Lambing time at Calke Abbey

Spring is lambing time for the rare-breed Portland sheep at Calke Abbey in Derbyshire

One of the delights of spring at Calke is seeing new life around the estate, and the rare-breed Portland lambs are a spring favourite.

When is lambing time?

Lambing time is usually between the end of March and the beginning of April. This year we welcomed over 60 happy, healthy lambs from the flock of rare-breed Portland sheep.

We opened Home Farm for our lambing events, where visitors had the opportunity to see the newborns with their mothers.
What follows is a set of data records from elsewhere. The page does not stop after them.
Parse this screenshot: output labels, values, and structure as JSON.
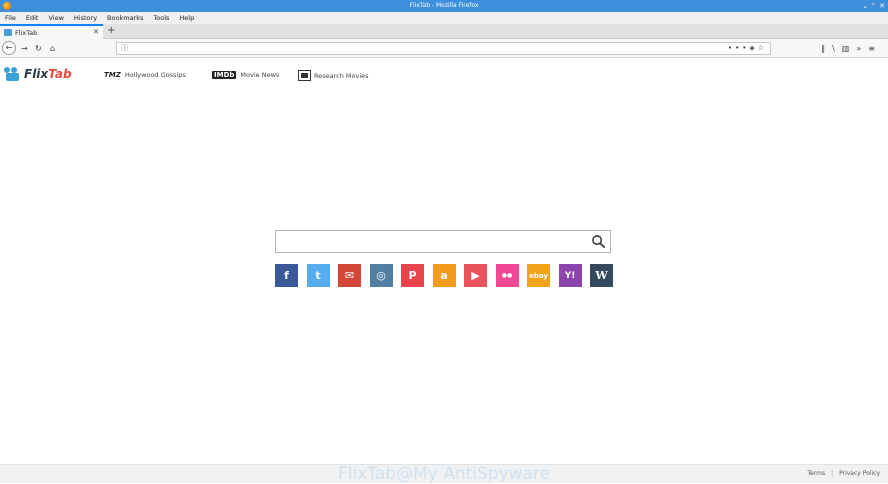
{
  "window": {
    "title": "FlixTab - Mozilla Firefox"
  },
  "menu": [
    "File",
    "Edit",
    "View",
    "History",
    "Bookmarks",
    "Tools",
    "Help"
  ],
  "tab": {
    "label": "FlixTab"
  },
  "urlbar": {
    "value": ""
  },
  "logo": {
    "flix": "Flix",
    "tab": "Tab"
  },
  "toplinks": [
    {
      "icon": "TMZ",
      "label": "Hollywood Gossips"
    },
    {
      "icon": "IMDb",
      "label": "Movie News"
    },
    {
      "icon": "film-icon",
      "label": "Research Movies"
    }
  ],
  "search": {
    "placeholder": ""
  },
  "socials": [
    {
      "name": "facebook",
      "glyph": "f",
      "color": "#3b5998"
    },
    {
      "name": "twitter",
      "glyph": "t",
      "color": "#55acee"
    },
    {
      "name": "mail",
      "glyph": "✉",
      "color": "#d44638"
    },
    {
      "name": "instagram",
      "glyph": "◎",
      "color": "#517fa4"
    },
    {
      "name": "pinterest",
      "glyph": "P",
      "color": "#e9434b"
    },
    {
      "name": "amazon",
      "glyph": "a",
      "color": "#f29b1d"
    },
    {
      "name": "youtube",
      "glyph": "▶",
      "color": "#e9545a"
    },
    {
      "name": "flickr",
      "glyph": "●●",
      "color": "#f04894"
    },
    {
      "name": "ebay",
      "glyph": "ebay",
      "color": "#f3a21b"
    },
    {
      "name": "yahoo",
      "glyph": "Y!",
      "color": "#8e44ad"
    },
    {
      "name": "wikipedia",
      "glyph": "W",
      "color": "#34495e"
    }
  ],
  "footer": {
    "watermark": "FlixTab@My AntiSpyware",
    "terms": "Terms",
    "privacy": "Privacy Policy"
  }
}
Did you see a lamb being born this year?

The lambs are now in the paddock behind Home Farm, where they'll be cared for by our rangers as they grow up.

See the lambs bouncing around the walled garden
Spring is lambing time for the rare-breed Portland lambs at Calke Abbey, Derbyshire
See the lambs bouncing around the walled garden
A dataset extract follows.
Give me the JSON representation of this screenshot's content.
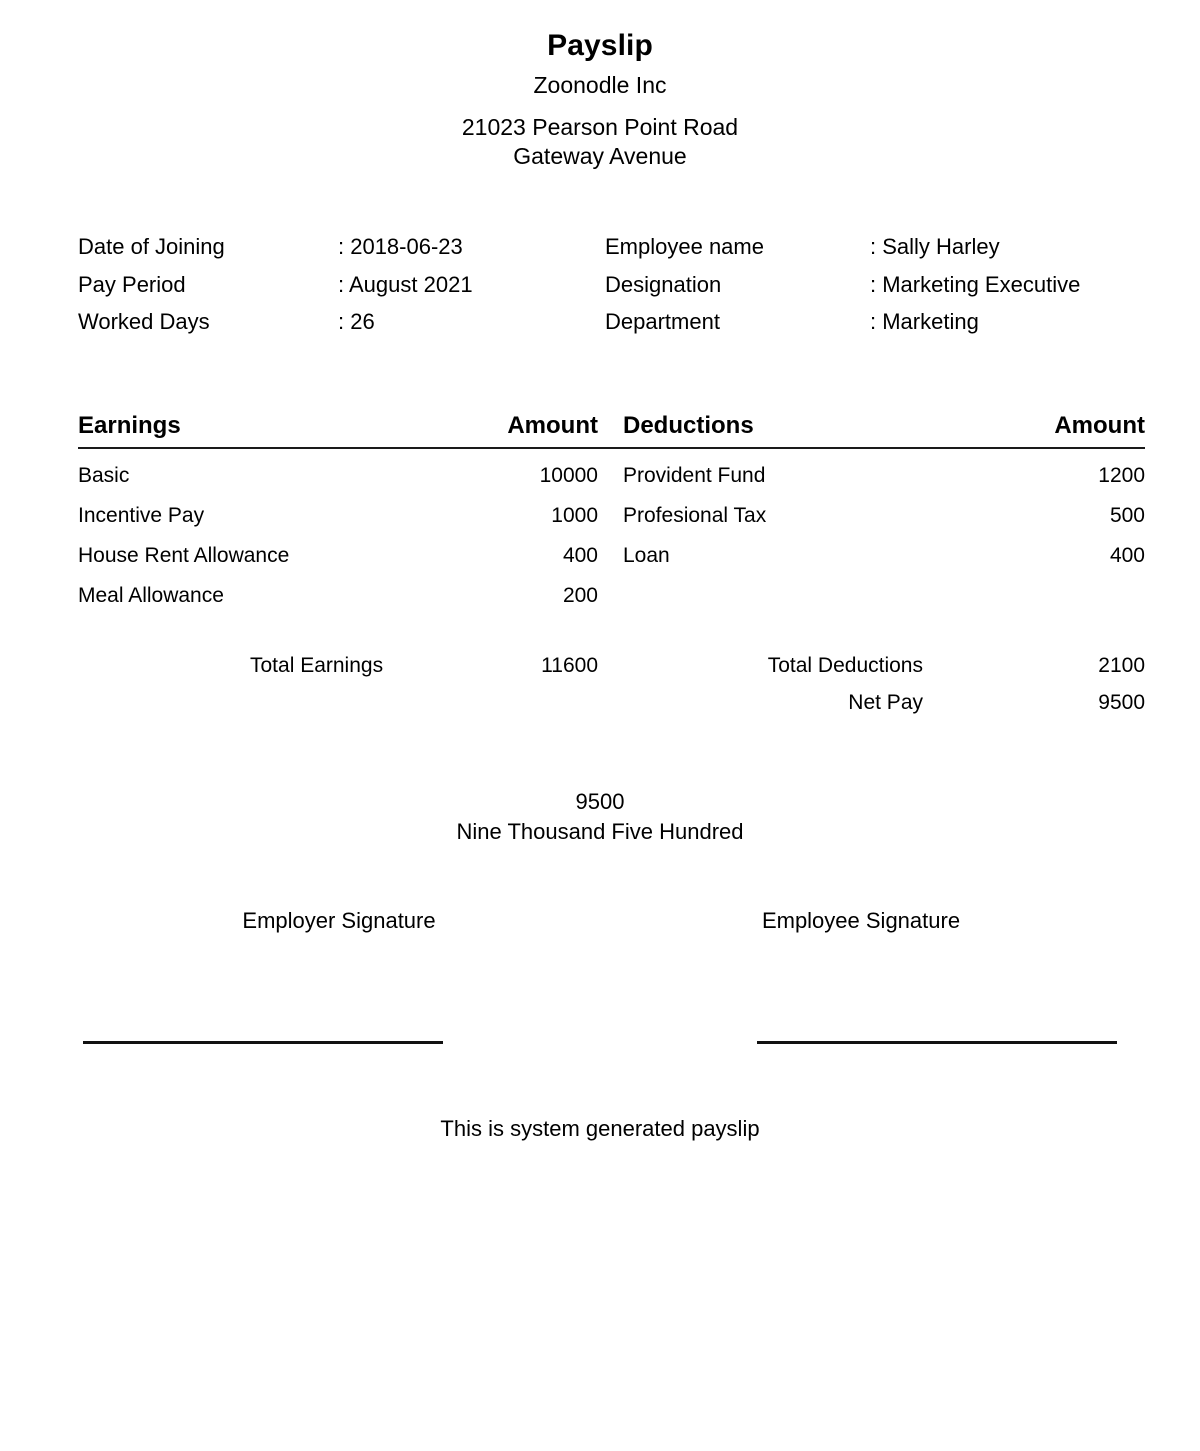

What happens at lambing time?

During lambing, our countryside team spend a lot of time looking at the flock for the tell-tale signs that a ewe is ready to give birth. The ewe separates herself from the flock and makes a ‘nest’, spending a lot of time resting on the ground.

Once the lamb is born, it can stand up within a few minutes! The new-born then gets its first drink of milk, which it needs to keep it healthy.
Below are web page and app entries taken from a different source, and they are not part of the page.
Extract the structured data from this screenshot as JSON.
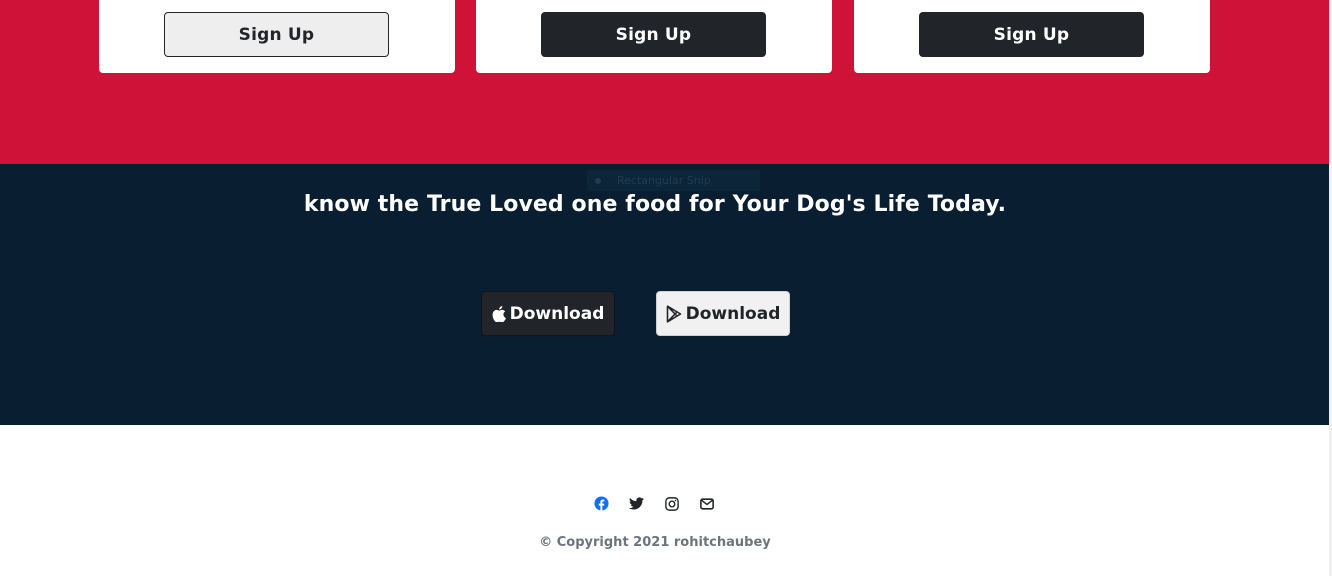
{
  "pricing": {
    "cards": [
      {
        "button_label": "Sign Up",
        "style": "light"
      },
      {
        "button_label": "Sign Up",
        "style": "dark"
      },
      {
        "button_label": "Sign Up",
        "style": "dark"
      }
    ]
  },
  "snip_overlay": {
    "label": "Rectangular Snip"
  },
  "cta": {
    "title": "know the True Loved one food for Your Dog's Life Today.",
    "apple_button": {
      "label": "Download",
      "icon": "apple-icon"
    },
    "play_button": {
      "label": "Download",
      "icon": "google-play-icon"
    }
  },
  "footer": {
    "social_icons": [
      "facebook-icon",
      "twitter-icon",
      "instagram-icon",
      "envelope-icon"
    ],
    "copyright": "© Copyright 2021 rohitchaubey"
  },
  "colors": {
    "pricing_bg": "#cf1238",
    "cta_bg": "#0a1e32",
    "dark_button": "#212529",
    "facebook_blue": "#0d6efd"
  }
}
The lamb and mother are then taken to a pen for 24 hours, where the ewe has her hooves trimmed and a dose of worming medication. The lamb is vaccinated against infections and given two ear tags, so we can identify it.

New-born lambs with their mother in the walled garden
Spring is lambing time for the rare-breed Portland sheep at Calke Abbey, Derbyshire
New-born lambs with their mother in the walled garden

Calke’s rare-breed Portland flock

The Portland is a small sheep breed, identifiable by their tan coloured face, small hooves and long tail. Unlike many other breeds, both the ewes and rams have their horns – although in rams they’re much thicker and more spiralled.

Portland sheep have been associated with Calke Abbey since they were introduced to the estate by Sir Henry Harpur in 1770, to graze the parkland around the newly built mansion. They were chosen for their ability to survive on the nutrient-poor soils in the area.

" We were bound in search of Farmer Lowman, of whom I wished to purchase some of the sheep of the island, to take home to Calke, as an addition to my flock."
- An extract from the 1835 journal of Sir George Crewe Bart.

Most of the flock was sold after Sir Henry’s grandson passed away, but the small flock was revived again in the 1950s by Charles Harpur Crewe. If it wasn’t for the flock at Calke, it’s likely that Portland’s would have become extinct. There are now around seventy Portland sheep in Calke’s flock.

Every time you visit the lambs at Calke, you're helping us to protect this rare breed which is part of Calke's heritage. Thank you for your continued support.